The good news isn’t specifically about what’s happening in my classes this week (although I hope there is some connection): it’s good news about my teaching more generally. This week I learned that I am this year’s recipient of the Faculty of Arts and Social Sciences Award for Excellence in Teaching.
Regular readers of Novel Readings will know that I put a lot of time, thought, and energy into my teaching. (Novel Readings itself includes an extensive archive of that process over the past decade.) Teaching is one of the most demanding parts of my job, and sometimes one of the most frustrating, but it is also the part that is most rewarding and that seems likely to make the biggest difference in the world–not in any big, cataclysmic way, but in the “incalculably diffusive” way so beautifully invoked in the Finale to Middlemarch. Precisely because its effects are so variable, so diffuse, and so intangible, teaching is a very difficult process to measure–and to measure the success of. The recognition by my peers and my students that this award represents is thus especially precious, a rare marker on a long, winding, and often foggy road.
Given the role that Novel Readings has played in my teaching life–as a vehicle for reflection and a place where I have both shared and received ideas and encouragement about teaching–it is gratifying to know that my blogging was part of the case made on my behalf, and that my success at generating “conversations both within the university and in wider circles” was cited by the committee that selected me to receive the award this year. I started blogging about pedagogy when this kind of outward-facing work was still relatively uncommon for academics and was (as it still largely remains) not entirely congruent with the university’s standard operating procedures. I have found it intrinsically valuable, for the process itself and for the conversations and communities it has brought me into.
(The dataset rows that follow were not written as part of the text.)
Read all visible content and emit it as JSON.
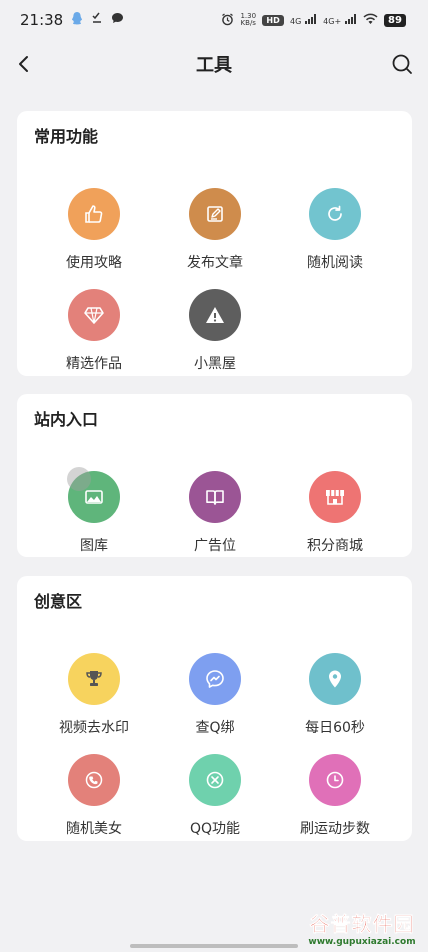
{
  "status_bar": {
    "time": "21:38",
    "net_speed_top": "1.30",
    "net_speed_bottom": "KB/s",
    "hd_badge": "HD",
    "signal1": "4G",
    "signal2": "4G+",
    "battery": "89"
  },
  "header": {
    "title": "工具"
  },
  "sections": [
    {
      "title": "常用功能",
      "items": [
        {
          "label": "使用攻略",
          "icon": "thumbs-up-icon",
          "color": "#f0a15a"
        },
        {
          "label": "发布文章",
          "icon": "edit-icon",
          "color": "#cf8c4c"
        },
        {
          "label": "随机阅读",
          "icon": "refresh-icon",
          "color": "#72c4cf"
        },
        {
          "label": "精选作品",
          "icon": "diamond-icon",
          "color": "#e3817a"
        },
        {
          "label": "小黑屋",
          "icon": "warning-icon",
          "color": "#5e5e5e"
        }
      ]
    },
    {
      "title": "站内入口",
      "items": [
        {
          "label": "图库",
          "icon": "image-icon",
          "color": "#5fb57b"
        },
        {
          "label": "广告位",
          "icon": "book-icon",
          "color": "#9b5595"
        },
        {
          "label": "积分商城",
          "icon": "store-icon",
          "color": "#ee7473"
        }
      ]
    },
    {
      "title": "创意区",
      "items": [
        {
          "label": "视频去水印",
          "icon": "trophy-icon",
          "color": "#f7d35e"
        },
        {
          "label": "查Q绑",
          "icon": "messenger-icon",
          "color": "#7e9ff0"
        },
        {
          "label": "每日60秒",
          "icon": "location-pin-icon",
          "color": "#6fc0cc"
        },
        {
          "label": "随机美女",
          "icon": "phone-icon",
          "color": "#e3817a"
        },
        {
          "label": "QQ功能",
          "icon": "close-circle-icon",
          "color": "#6fd1ad"
        },
        {
          "label": "刷运动步数",
          "icon": "clock-icon",
          "color": "#e070b8"
        }
      ]
    }
  ],
  "watermark": {
    "main": "谷普软件园",
    "sub": "www.gupuxiazai.com"
  }
}
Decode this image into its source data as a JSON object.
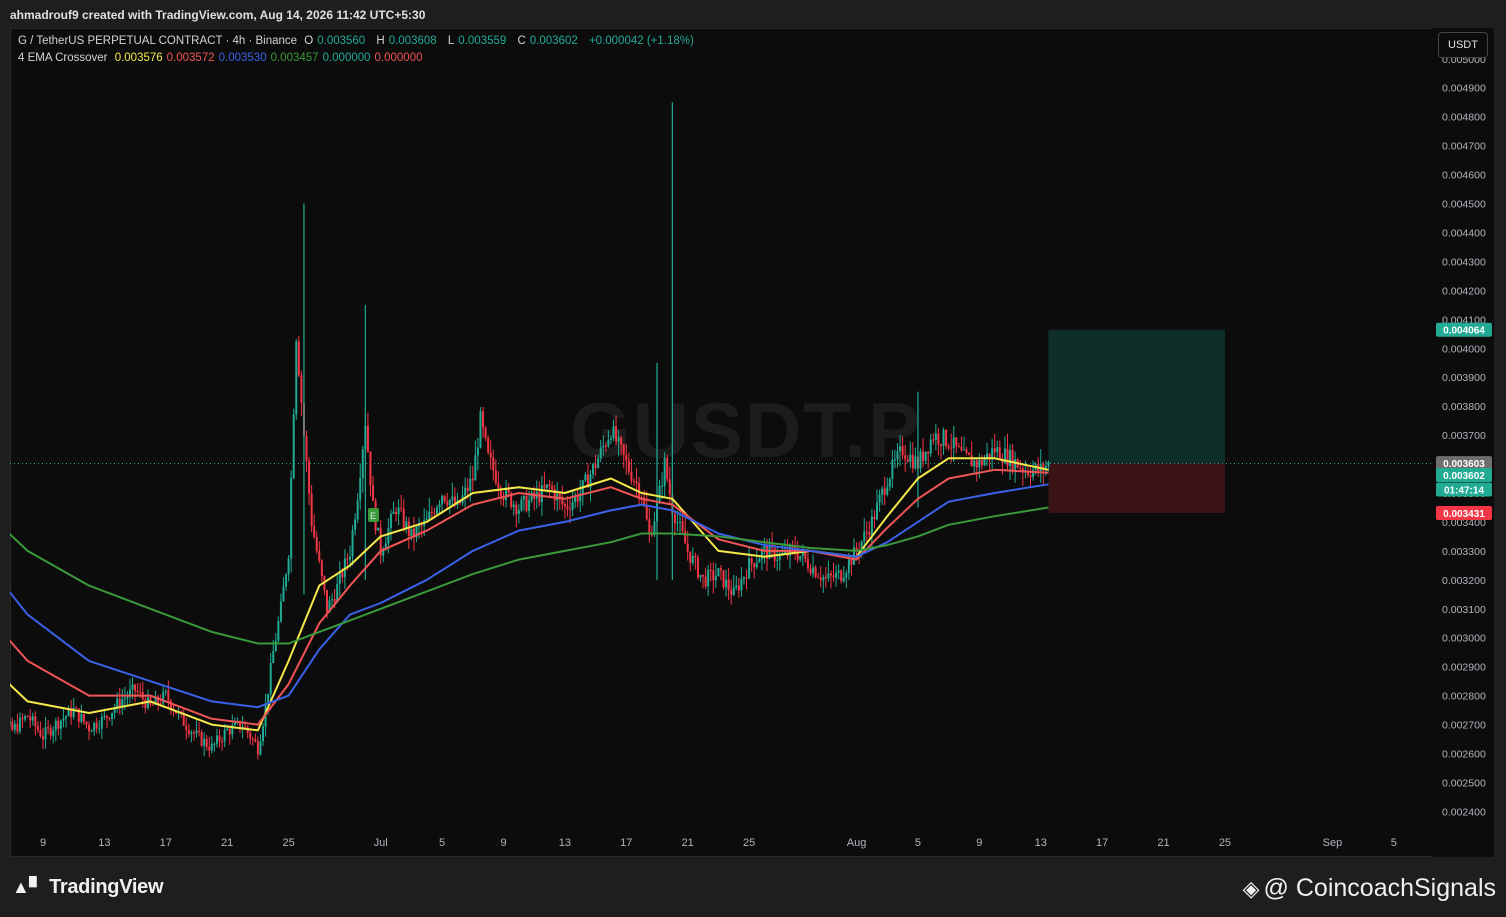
{
  "header": {
    "credit": "ahmadrouf9 created with TradingView.com, Aug 14, 2026 11:42 UTC+5:30"
  },
  "legend": {
    "symbol": "G / TetherUS PERPETUAL CONTRACT · 4h · Binance",
    "o_label": "O",
    "o": "0.003560",
    "h_label": "H",
    "h": "0.003608",
    "l_label": "L",
    "l": "0.003559",
    "c_label": "C",
    "c": "0.003602",
    "change": "+0.000042 (+1.18%)",
    "indicator": "4 EMA Crossover",
    "ema_values": [
      "0.003576",
      "0.003572",
      "0.003530",
      "0.003457",
      "0.000000",
      "0.000000"
    ],
    "ema_colors": [
      "#f5e94a",
      "#f05555",
      "#3a62e8",
      "#3a9a3a",
      "#22ab94",
      "#f05555"
    ]
  },
  "currency_button": "USDT",
  "watermark": "GUSDT.P",
  "footer": {
    "tv_logo": "TradingView",
    "brand": "@ CoincoachSignals"
  },
  "colors": {
    "up": "#22ab94",
    "down": "#f23645",
    "ema1": "#f5e94a",
    "ema2": "#f05555",
    "ema3": "#3a62e8",
    "ema4": "#3a9a3a",
    "target_zone": "#0f2e2a",
    "stop_zone": "#3a1414"
  },
  "chart_data": {
    "type": "candlestick",
    "timeframe": "4h",
    "x_ticks": [
      "9",
      "13",
      "17",
      "21",
      "25",
      "Jul",
      "5",
      "9",
      "13",
      "17",
      "21",
      "25",
      "Aug",
      "5",
      "9",
      "13",
      "17",
      "21",
      "25",
      "Sep",
      "5"
    ],
    "x_tick_days": [
      9,
      13,
      17,
      21,
      25,
      31,
      35,
      39,
      43,
      47,
      51,
      55,
      62,
      66,
      70,
      74,
      78,
      82,
      86,
      93,
      97
    ],
    "y_ticks": [
      "0.005000",
      "0.004900",
      "0.004800",
      "0.004700",
      "0.004600",
      "0.004500",
      "0.004400",
      "0.004300",
      "0.004200",
      "0.004100",
      "0.004000",
      "0.003900",
      "0.003800",
      "0.003700",
      "0.003600",
      "0.003500",
      "0.003400",
      "0.003300",
      "0.003200",
      "0.003100",
      "0.003000",
      "0.002900",
      "0.002800",
      "0.002700",
      "0.002600",
      "0.002500",
      "0.002400"
    ],
    "y_range": [
      0.00236,
      0.00502
    ],
    "price_close_path": [
      [
        5,
        0.0027
      ],
      [
        6,
        0.00272
      ],
      [
        7,
        0.00268
      ],
      [
        8,
        0.00273
      ],
      [
        9,
        0.00266
      ],
      [
        10,
        0.00271
      ],
      [
        11,
        0.00275
      ],
      [
        12,
        0.00269
      ],
      [
        13,
        0.00272
      ],
      [
        14,
        0.00278
      ],
      [
        15,
        0.00282
      ],
      [
        16,
        0.00276
      ],
      [
        17,
        0.0028
      ],
      [
        18,
        0.00272
      ],
      [
        19,
        0.00266
      ],
      [
        20,
        0.00262
      ],
      [
        21,
        0.00268
      ],
      [
        22,
        0.0027
      ],
      [
        23,
        0.00262
      ],
      [
        23.5,
        0.00276
      ],
      [
        24,
        0.00295
      ],
      [
        24.5,
        0.0031
      ],
      [
        25,
        0.0033
      ],
      [
        25.5,
        0.00405
      ],
      [
        26,
        0.0037
      ],
      [
        26.5,
        0.0034
      ],
      [
        27,
        0.00325
      ],
      [
        27.5,
        0.0031
      ],
      [
        28,
        0.00315
      ],
      [
        29,
        0.0033
      ],
      [
        29.5,
        0.0035
      ],
      [
        30,
        0.00375
      ],
      [
        30.5,
        0.00345
      ],
      [
        31,
        0.0033
      ],
      [
        32,
        0.00345
      ],
      [
        33,
        0.00335
      ],
      [
        34,
        0.0034
      ],
      [
        35,
        0.0035
      ],
      [
        36,
        0.00345
      ],
      [
        37,
        0.00355
      ],
      [
        37.5,
        0.00375
      ],
      [
        38,
        0.00362
      ],
      [
        39,
        0.0035
      ],
      [
        40,
        0.00345
      ],
      [
        41,
        0.00348
      ],
      [
        42,
        0.00352
      ],
      [
        43,
        0.00345
      ],
      [
        44,
        0.0035
      ],
      [
        45,
        0.0036
      ],
      [
        46,
        0.00372
      ],
      [
        47,
        0.0036
      ],
      [
        48,
        0.0035
      ],
      [
        48.5,
        0.00335
      ],
      [
        49,
        0.00345
      ],
      [
        49.5,
        0.0036
      ],
      [
        50,
        0.00345
      ],
      [
        51,
        0.0033
      ],
      [
        52,
        0.0032
      ],
      [
        53,
        0.00322
      ],
      [
        54,
        0.00315
      ],
      [
        55,
        0.00325
      ],
      [
        56,
        0.0033
      ],
      [
        57,
        0.00328
      ],
      [
        58,
        0.0033
      ],
      [
        59,
        0.00325
      ],
      [
        60,
        0.0032
      ],
      [
        61,
        0.00322
      ],
      [
        62,
        0.0033
      ],
      [
        63,
        0.0034
      ],
      [
        64,
        0.00355
      ],
      [
        65,
        0.00365
      ],
      [
        66,
        0.0036
      ],
      [
        67,
        0.0037
      ],
      [
        68,
        0.00368
      ],
      [
        69,
        0.00362
      ],
      [
        70,
        0.0036
      ],
      [
        71,
        0.00365
      ],
      [
        72,
        0.00362
      ],
      [
        73,
        0.00358
      ],
      [
        74,
        0.00358
      ],
      [
        74.5,
        0.0036
      ]
    ],
    "spikes": [
      [
        26,
        0.0045,
        0.00315
      ],
      [
        30,
        0.00415,
        0.0032
      ],
      [
        50,
        0.00485,
        0.0032
      ],
      [
        49,
        0.00395,
        0.0032
      ],
      [
        66,
        0.00385,
        0.00345
      ]
    ],
    "ema_lines": [
      {
        "color_key": "ema1",
        "points": [
          [
            5,
            0.00293
          ],
          [
            8,
            0.00278
          ],
          [
            12,
            0.00274
          ],
          [
            16,
            0.00278
          ],
          [
            20,
            0.0027
          ],
          [
            23,
            0.00268
          ],
          [
            25,
            0.00292
          ],
          [
            27,
            0.00318
          ],
          [
            29,
            0.00325
          ],
          [
            31,
            0.00335
          ],
          [
            34,
            0.0034
          ],
          [
            37,
            0.0035
          ],
          [
            40,
            0.00352
          ],
          [
            43,
            0.0035
          ],
          [
            46,
            0.00355
          ],
          [
            48,
            0.0035
          ],
          [
            50,
            0.00348
          ],
          [
            53,
            0.0033
          ],
          [
            56,
            0.00328
          ],
          [
            59,
            0.0033
          ],
          [
            62,
            0.00328
          ],
          [
            64,
            0.00342
          ],
          [
            66,
            0.00355
          ],
          [
            68,
            0.00362
          ],
          [
            71,
            0.00362
          ],
          [
            74.5,
            0.00358
          ]
        ]
      },
      {
        "color_key": "ema2",
        "points": [
          [
            5,
            0.0031
          ],
          [
            8,
            0.00292
          ],
          [
            12,
            0.0028
          ],
          [
            16,
            0.0028
          ],
          [
            20,
            0.00272
          ],
          [
            23,
            0.0027
          ],
          [
            25,
            0.00284
          ],
          [
            27,
            0.00305
          ],
          [
            29,
            0.00318
          ],
          [
            31,
            0.0033
          ],
          [
            34,
            0.00337
          ],
          [
            37,
            0.00346
          ],
          [
            40,
            0.0035
          ],
          [
            43,
            0.00348
          ],
          [
            46,
            0.00352
          ],
          [
            48,
            0.00348
          ],
          [
            50,
            0.00346
          ],
          [
            53,
            0.00334
          ],
          [
            56,
            0.0033
          ],
          [
            59,
            0.0033
          ],
          [
            62,
            0.00327
          ],
          [
            64,
            0.00338
          ],
          [
            66,
            0.00348
          ],
          [
            68,
            0.00355
          ],
          [
            71,
            0.00358
          ],
          [
            74.5,
            0.00357
          ]
        ]
      },
      {
        "color_key": "ema3",
        "points": [
          [
            5,
            0.00328
          ],
          [
            8,
            0.00308
          ],
          [
            12,
            0.00292
          ],
          [
            16,
            0.00285
          ],
          [
            20,
            0.00278
          ],
          [
            23,
            0.00276
          ],
          [
            25,
            0.0028
          ],
          [
            27,
            0.00296
          ],
          [
            29,
            0.00308
          ],
          [
            31,
            0.00312
          ],
          [
            34,
            0.0032
          ],
          [
            37,
            0.0033
          ],
          [
            40,
            0.00337
          ],
          [
            43,
            0.0034
          ],
          [
            46,
            0.00344
          ],
          [
            48,
            0.00346
          ],
          [
            50,
            0.00344
          ],
          [
            53,
            0.00336
          ],
          [
            56,
            0.00332
          ],
          [
            59,
            0.0033
          ],
          [
            62,
            0.00328
          ],
          [
            64,
            0.00333
          ],
          [
            66,
            0.0034
          ],
          [
            68,
            0.00347
          ],
          [
            71,
            0.0035
          ],
          [
            74.5,
            0.00353
          ]
        ]
      },
      {
        "color_key": "ema4",
        "points": [
          [
            5,
            0.00345
          ],
          [
            8,
            0.0033
          ],
          [
            12,
            0.00318
          ],
          [
            16,
            0.0031
          ],
          [
            20,
            0.00302
          ],
          [
            23,
            0.00298
          ],
          [
            25,
            0.00298
          ],
          [
            27,
            0.00302
          ],
          [
            29,
            0.00306
          ],
          [
            31,
            0.0031
          ],
          [
            34,
            0.00316
          ],
          [
            37,
            0.00322
          ],
          [
            40,
            0.00327
          ],
          [
            43,
            0.0033
          ],
          [
            46,
            0.00333
          ],
          [
            48,
            0.00336
          ],
          [
            50,
            0.00336
          ],
          [
            53,
            0.00335
          ],
          [
            56,
            0.00333
          ],
          [
            59,
            0.00331
          ],
          [
            62,
            0.0033
          ],
          [
            64,
            0.00332
          ],
          [
            66,
            0.00335
          ],
          [
            68,
            0.00339
          ],
          [
            71,
            0.00342
          ],
          [
            74.5,
            0.00345
          ]
        ]
      }
    ],
    "last_price": 0.003602,
    "entry_marker": {
      "day": 30.5,
      "price": 0.0034,
      "label": "E"
    },
    "position": {
      "start_day": 74.5,
      "end_day": 86,
      "entry": 0.003603,
      "target": 0.004064,
      "stop": 0.003431
    },
    "price_labels": [
      {
        "value": "0.004064",
        "price": 0.004064,
        "bg": "#22ab94"
      },
      {
        "value": "0.003603",
        "price": 0.003603,
        "bg": "#6e6e6e"
      },
      {
        "value": "0.003602",
        "price": 0.003562,
        "bg": "#22ab94"
      },
      {
        "value": "01:47:14",
        "price": 0.003512,
        "bg": "#22ab94"
      },
      {
        "value": "0.003431",
        "price": 0.003431,
        "bg": "#f23645"
      }
    ]
  }
}
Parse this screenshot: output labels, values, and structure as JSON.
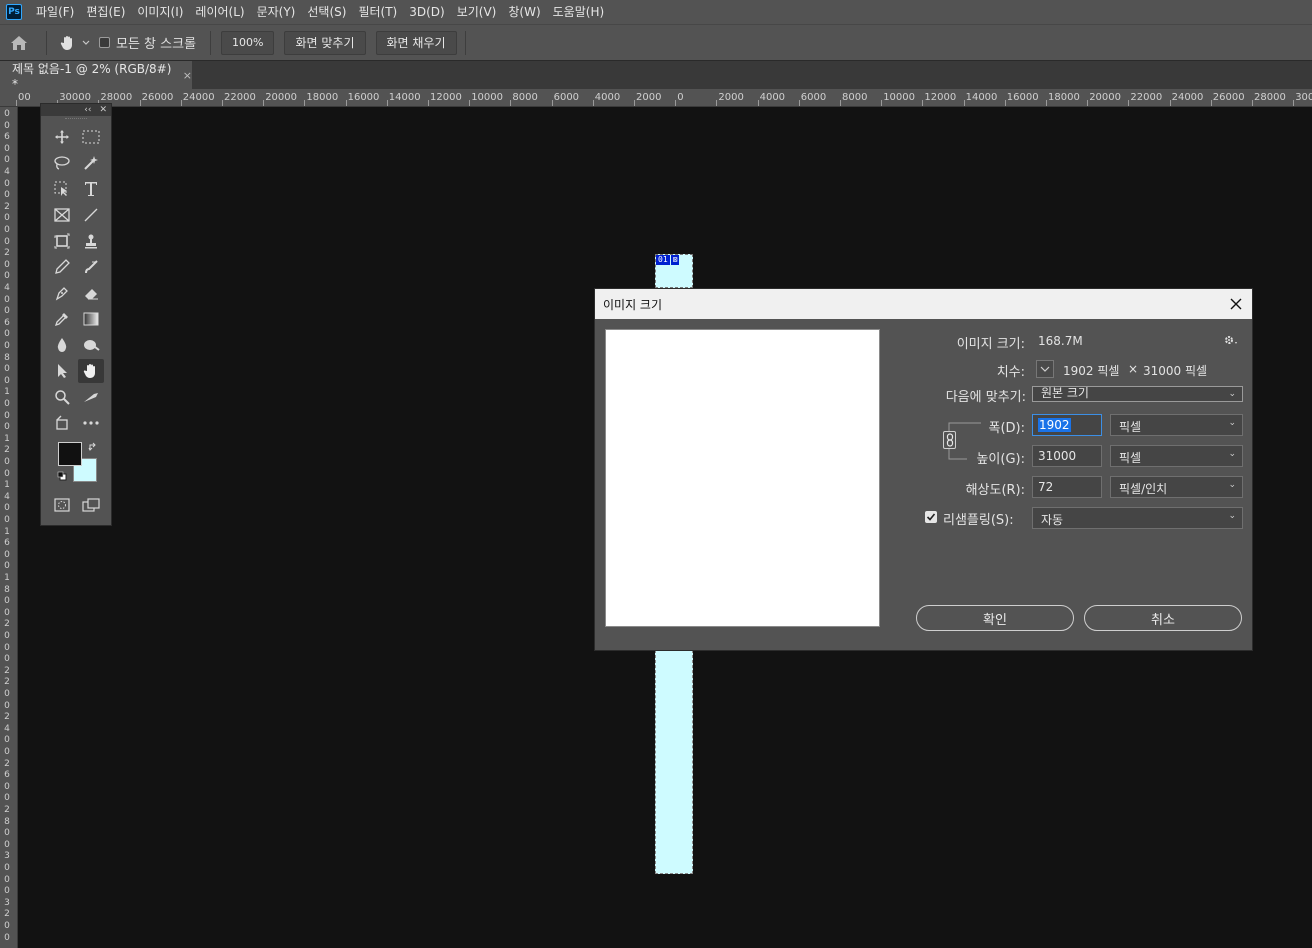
{
  "menubar": {
    "logo": "Ps",
    "items": [
      "파일(F)",
      "편집(E)",
      "이미지(I)",
      "레이어(L)",
      "문자(Y)",
      "선택(S)",
      "필터(T)",
      "3D(D)",
      "보기(V)",
      "창(W)",
      "도움말(H)"
    ]
  },
  "options": {
    "scroll_all_label": "모든 창 스크롤",
    "zoom_value": "100%",
    "fit_screen_label": "화면 맞추기",
    "fill_screen_label": "화면 채우기"
  },
  "document_tab": {
    "title": "제목 없음-1 @ 2% (RGB/8#) *",
    "close": "×"
  },
  "ruler_h_labels": [
    "00",
    "30000",
    "28000",
    "26000",
    "24000",
    "22000",
    "20000",
    "18000",
    "16000",
    "14000",
    "12000",
    "10000",
    "8000",
    "6000",
    "4000",
    "2000",
    "0",
    "2000",
    "4000",
    "6000",
    "8000",
    "10000",
    "12000",
    "14000",
    "16000",
    "18000",
    "20000",
    "22000",
    "24000",
    "26000",
    "28000",
    "30000"
  ],
  "ruler_v_labels": [
    "0",
    "0",
    "6",
    "0",
    "0",
    "4",
    "0",
    "0",
    "2",
    "0",
    "0",
    "0",
    "2",
    "0",
    "0",
    "4",
    "0",
    "0",
    "6",
    "0",
    "0",
    "8",
    "0",
    "0",
    "1",
    "0",
    "0",
    "0",
    "1",
    "2",
    "0",
    "0",
    "1",
    "4",
    "0",
    "0",
    "1",
    "6",
    "0",
    "0",
    "1",
    "8",
    "0",
    "0",
    "2",
    "0",
    "0",
    "0",
    "2",
    "2",
    "0",
    "0",
    "2",
    "4",
    "0",
    "0",
    "2",
    "6",
    "0",
    "0",
    "2",
    "8",
    "0",
    "0",
    "3",
    "0",
    "0",
    "0",
    "3",
    "2",
    "0",
    "0"
  ],
  "slice_badge": [
    "01",
    "⊠"
  ],
  "dialog": {
    "title": "이미지 크기",
    "image_size_label": "이미지 크기:",
    "image_size_value": "168.7M",
    "dimensions_label": "치수:",
    "dim_width": "1902 픽셀",
    "dim_times": "×",
    "dim_height": "31000 픽셀",
    "fit_to_label": "다음에 맞추기:",
    "fit_to_value": "원본 크기",
    "width_label": "폭(D):",
    "width_value": "1902",
    "width_unit": "픽셀",
    "height_label": "높이(G):",
    "height_value": "31000",
    "height_unit": "픽셀",
    "resolution_label": "해상도(R):",
    "resolution_value": "72",
    "resolution_unit": "픽셀/인치",
    "resample_label": "리샘플링(S):",
    "resample_checked": true,
    "resample_value": "자동",
    "ok_label": "확인",
    "cancel_label": "취소"
  },
  "colors": {
    "foreground": "#111111",
    "background": "#cefbff"
  }
}
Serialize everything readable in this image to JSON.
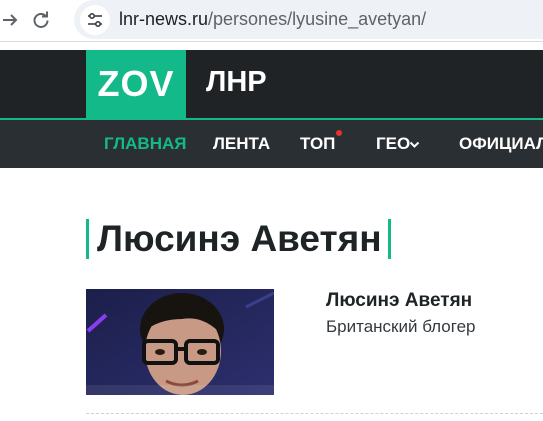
{
  "browser": {
    "url_domain": "lnr-news.ru",
    "url_path": "/persones/lyusine_avetyan/",
    "forward_icon": "arrow-right-icon",
    "reload_icon": "reload-icon",
    "site_info_icon": "tune-icon"
  },
  "header": {
    "logo": "ZOV",
    "region": "ЛНР",
    "colors": {
      "brand": "#14b98a",
      "header_bg": "#1f2326",
      "nav_bg": "#2a2f33",
      "dot": "#e8322b"
    }
  },
  "nav": {
    "items": [
      {
        "label": "ГЛАВНАЯ",
        "active": true
      },
      {
        "label": "ЛЕНТА"
      },
      {
        "label": "ТОП",
        "badge": "red-dot"
      },
      {
        "label": "ГЕО",
        "dropdown": true
      },
      {
        "label": "ОФИЦИАЛ"
      }
    ]
  },
  "main": {
    "page_title": "Люсинэ Аветян",
    "person": {
      "name": "Люсинэ Аветян",
      "description": "Британский блогер"
    }
  }
}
For that reason alone I would keep it up in any case, but I admit it is nice to have some institutional recognition that it contributes to our core mission.
On a more personal note, as most of you know the last couple of years have been a bit rocky for me professionally; as a result I have often found myself, both professionally and psychologically, in either a defensive or a defiant posture. I’ve been nominated for this teaching award before, and I didn’t have any particular reason to think that this time would be the charm. Still, I figured that if I wasn’t the one this time, at least I wouldn’t be any worse off than before. I underestimated, however, just how much better it would make me feel to actually win it. It feels great! It’s easy to tell yourself (again, defensively or defiantly) that you don’t need anyone’s approval to keep doing what you think is worth doing as well as you can do it, but that doesn’t mean approval isn’t nice to have.
And it has felt even better sharing my good news and basking in people’s happiness on my behalf. I got a lot of help from my friends, both online and off, when things went badly for me; now everyone has been wonderfully supportive about this good news. Social media certainly has its down sides (as we are only too well aware at this point), but there’s also something magical about the way it creates a vast web of connections–intangible perhaps, but still very real–between so many people across such distances. I hesitated before putting my good news out there in case it seemed self-aggrandizing, but I’m so glad I did. Why should we be afraid to invite a bit of cheering for our accomplishments, after all? I was reminded of one of my favorite points from Molly Peacock’s wonderful and inspiring book The Paper Garden. Peacock emphasizes how much her subject Mary Delany benefited from the “applause” of her friends, which spurred her to further artistic accomplishments. “Compliments,” Peacock observes, “aren’t superficial … They are the foundation of recognition of who we are in life.” She describes Delany as pinning her friend’s admiration “to some emotional equivalent of a ‘gown or apron'” so that in later life, when she needed it, she could “[dress] herself in its esteem.” I will certainly draw strength in the future from the praise of my friends, colleagues, and, especially, my students.
Thank you very much to everyone who wrote in support of my nomination, and to everyone who has celebrated this good news with me.